And: “Can we admit that a culture which espouses universal human rights is indeed superior to one which treats some individuals as lesser beings because of gender, sexual orientation or religious belief?

In short, Western culture is superior to Muslim culture.

However, this assertion works only if you remove the part that there is a big culture of militarism in the West in which a lot of people are cheering on their militaries to invade other countries; and if you remove the fact that Western governments don’t care about “universal human rights”; etc.

But there is a second option: reach out to Muslims in constructive and peaceful ways to counteract ISIS propaganda.

For example, Juan Cole, the professor of history who specialises in religion and Islam, wrote an excellent piece in which he made the following remarks on how to react to the tragedy in Brussels:

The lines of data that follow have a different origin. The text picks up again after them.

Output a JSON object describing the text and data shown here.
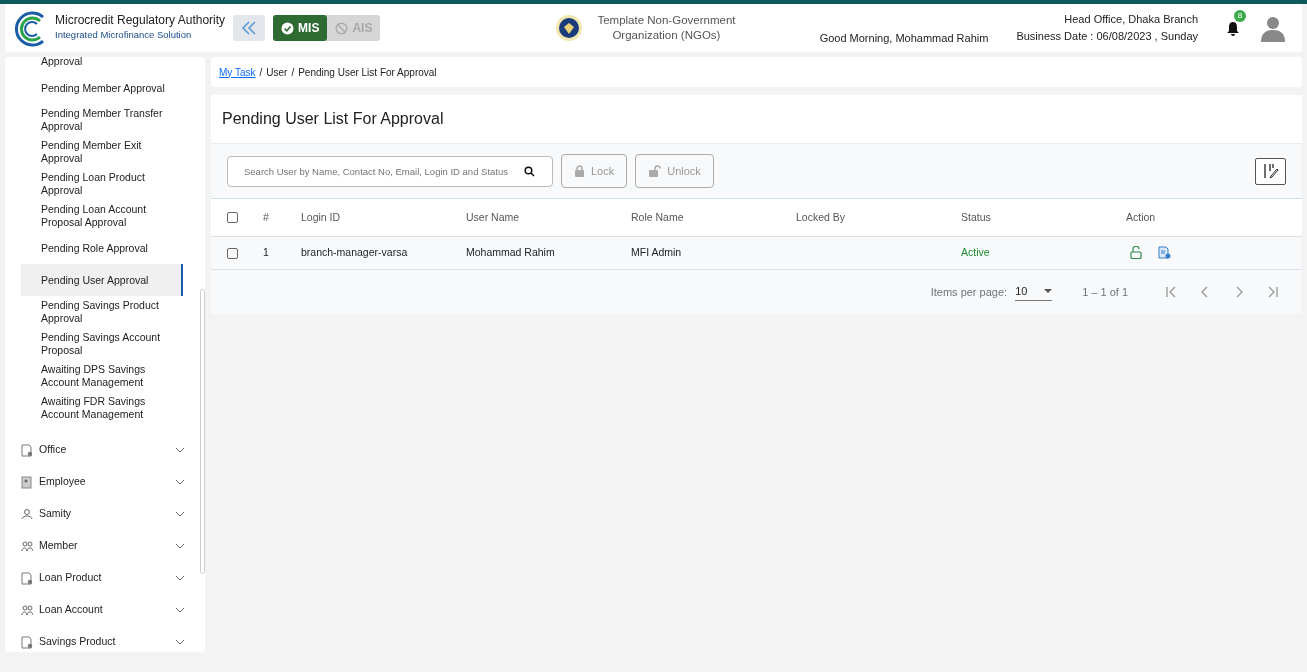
{
  "header": {
    "org_name": "Microcredit Regulatory Authority",
    "org_subtitle": "Integrated Microfinance Solution",
    "modules": [
      {
        "label": "MIS",
        "selected": true
      },
      {
        "label": "AIS",
        "selected": false
      }
    ],
    "organization": "Template Non-Government Organization (NGOs)",
    "greeting": "Good Morning, Mohammad Rahim",
    "office": "Head Office, Dhaka Branch",
    "business_date": "Business Date : 06/08/2023 , Sunday",
    "notification_count": "8"
  },
  "sidebar": {
    "sub_items": [
      {
        "label": "Approval",
        "selected": false
      },
      {
        "label": "Pending Member Approval",
        "selected": false
      },
      {
        "label": "Pending Member Transfer Approval",
        "selected": false
      },
      {
        "label": "Pending Member Exit Approval",
        "selected": false
      },
      {
        "label": "Pending Loan Product Approval",
        "selected": false
      },
      {
        "label": "Pending Loan Account Proposal Approval",
        "selected": false
      },
      {
        "label": "Pending Role Approval",
        "selected": false
      },
      {
        "label": "Pending User Approval",
        "selected": true
      },
      {
        "label": "Pending Savings Product Approval",
        "selected": false
      },
      {
        "label": "Pending Savings Account Proposal",
        "selected": false
      },
      {
        "label": "Awaiting DPS Savings Account Management",
        "selected": false
      },
      {
        "label": "Awaiting FDR Savings Account Management",
        "selected": false
      }
    ],
    "groups": [
      {
        "label": "Office",
        "kind": "doc",
        "expanded": false
      },
      {
        "label": "Employee",
        "kind": "badge",
        "expanded": false
      },
      {
        "label": "Samity",
        "kind": "people",
        "expanded": false
      },
      {
        "label": "Member",
        "kind": "group",
        "expanded": false
      },
      {
        "label": "Loan Product",
        "kind": "doc",
        "expanded": false
      },
      {
        "label": "Loan Account",
        "kind": "group",
        "expanded": false
      },
      {
        "label": "Savings Product",
        "kind": "doc",
        "expanded": false
      }
    ]
  },
  "breadcrumb": {
    "separator": "/",
    "items": [
      "My Task",
      "User",
      "Pending User List For Approval"
    ]
  },
  "page_title": "Pending User List For Approval",
  "search": {
    "placeholder": "Search User by Name, Contact No, Email, Login ID and Status"
  },
  "toolbar_buttons": [
    {
      "label": "Lock",
      "kind": "lock",
      "disabled": true
    },
    {
      "label": "Unlock",
      "kind": "unlock",
      "disabled": true
    }
  ],
  "table": {
    "select_all_checked": false,
    "columns": [
      "#",
      "Login ID",
      "User Name",
      "Role Name",
      "Locked By",
      "Status",
      "Action"
    ],
    "rows": [
      {
        "checked": false,
        "number": "1",
        "login_id": "branch-manager-varsa",
        "user_name": "Mohammad Rahim",
        "role_name": "MFI Admin",
        "status": "Active"
      }
    ]
  },
  "paginator": {
    "label": "Items per page:",
    "page_size": "10",
    "range": "1 – 1 of 1",
    "buttons": [
      {
        "kind": "first",
        "disabled": true
      },
      {
        "kind": "prev",
        "disabled": true
      },
      {
        "kind": "next",
        "disabled": true
      },
      {
        "kind": "last",
        "disabled": true
      }
    ]
  }
}
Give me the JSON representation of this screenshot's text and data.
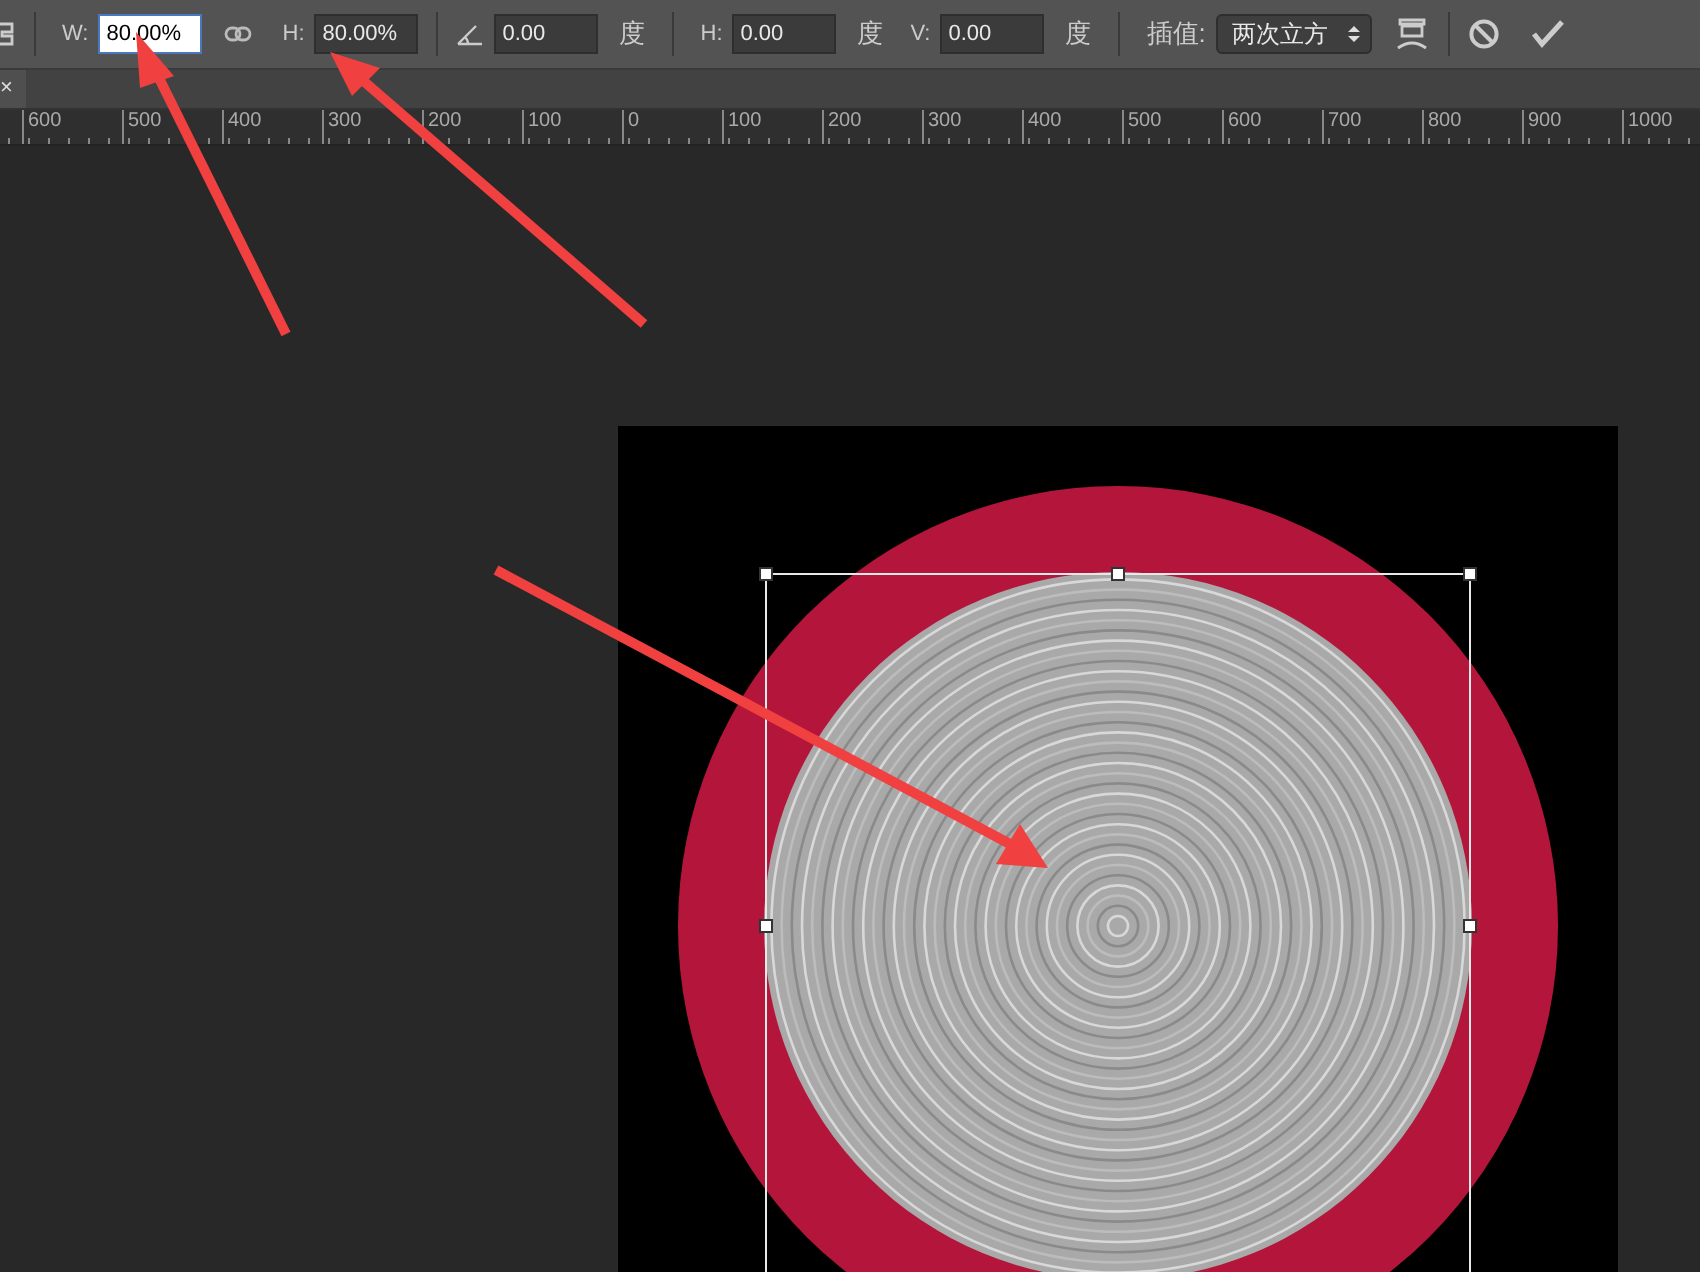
{
  "toolbar": {
    "fields": [
      {
        "kind": "width",
        "label": "W:",
        "value": "80.00%",
        "focused": true
      },
      {
        "kind": "height",
        "label": "H:",
        "value": "80.00%",
        "focused": false
      },
      {
        "kind": "angle",
        "value": "0.00",
        "unit": "度",
        "focused": false
      },
      {
        "kind": "skew",
        "label": "H:",
        "value": "0.00",
        "unit": "度",
        "focused": false
      },
      {
        "kind": "skew",
        "label": "V:",
        "value": "0.00",
        "unit": "度",
        "focused": false
      }
    ],
    "interpolation": {
      "label": "插值:",
      "value": "两次立方"
    }
  },
  "tab": {
    "close": "×"
  },
  "ruler": {
    "labels": [
      "600",
      "500",
      "400",
      "300",
      "200",
      "100",
      "0",
      "100",
      "200",
      "300",
      "400",
      "500",
      "600",
      "700",
      "800",
      "900",
      "1000"
    ]
  }
}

1. “Stop suggesting that there is something wrong with Muslims that they keep producing terrorists. All the major world faiths produce violent people. In the Rwanda genocide of the 1990s, Christian Hutus murdered between 500,000 and 1 million other people, and the Christian churches were deeply involved in enabling this slaughter.”

2. “Muslims are a sixth of humankind and hail from all sorts of backgrounds, ethnicities, and languages. There are 40 million Chinese Muslims. There are 23 million Russian ones. Ethiopian Muslims and Senegalese Muslims have little in common despite being African, and neither has much in common with Bangladeshi Muslims. To tag all of them with the actions of some violent Brussels slum-dwellers of North African heritage is weird. It is exactly like assuming that all American Christians want to kill Tutsis, just because Hutu Christians did.”

3. “Show your Muslim neighbour some love. ISIS does these horrible things to get people of Christian heritage to be beastly to the Muslims in their midst, spreading hatred and anger and a sense of victimization. ISIS is hoping to use *you* to drive other Muslims into their arms. They want to make you a recruitment officer. They want you to hate and they want you to fear. There is only one way to combat this tactic of sharpening contradictions. Refuse to hate and refuse to be afraid. Bend over backwards to be nice to Muslims.”

So we must choose: Do we want to be on the side of ISIS by supporting Islamophobia and throwing oil on the fire?

Or are we ready not to fall into their trap and reject their ridiculous black and white view of the world?

Julien Mercille specialises in US foreign policy and terrorism and is a lecturer at University College Dublin. Follow him on Twitter: @JulienMercille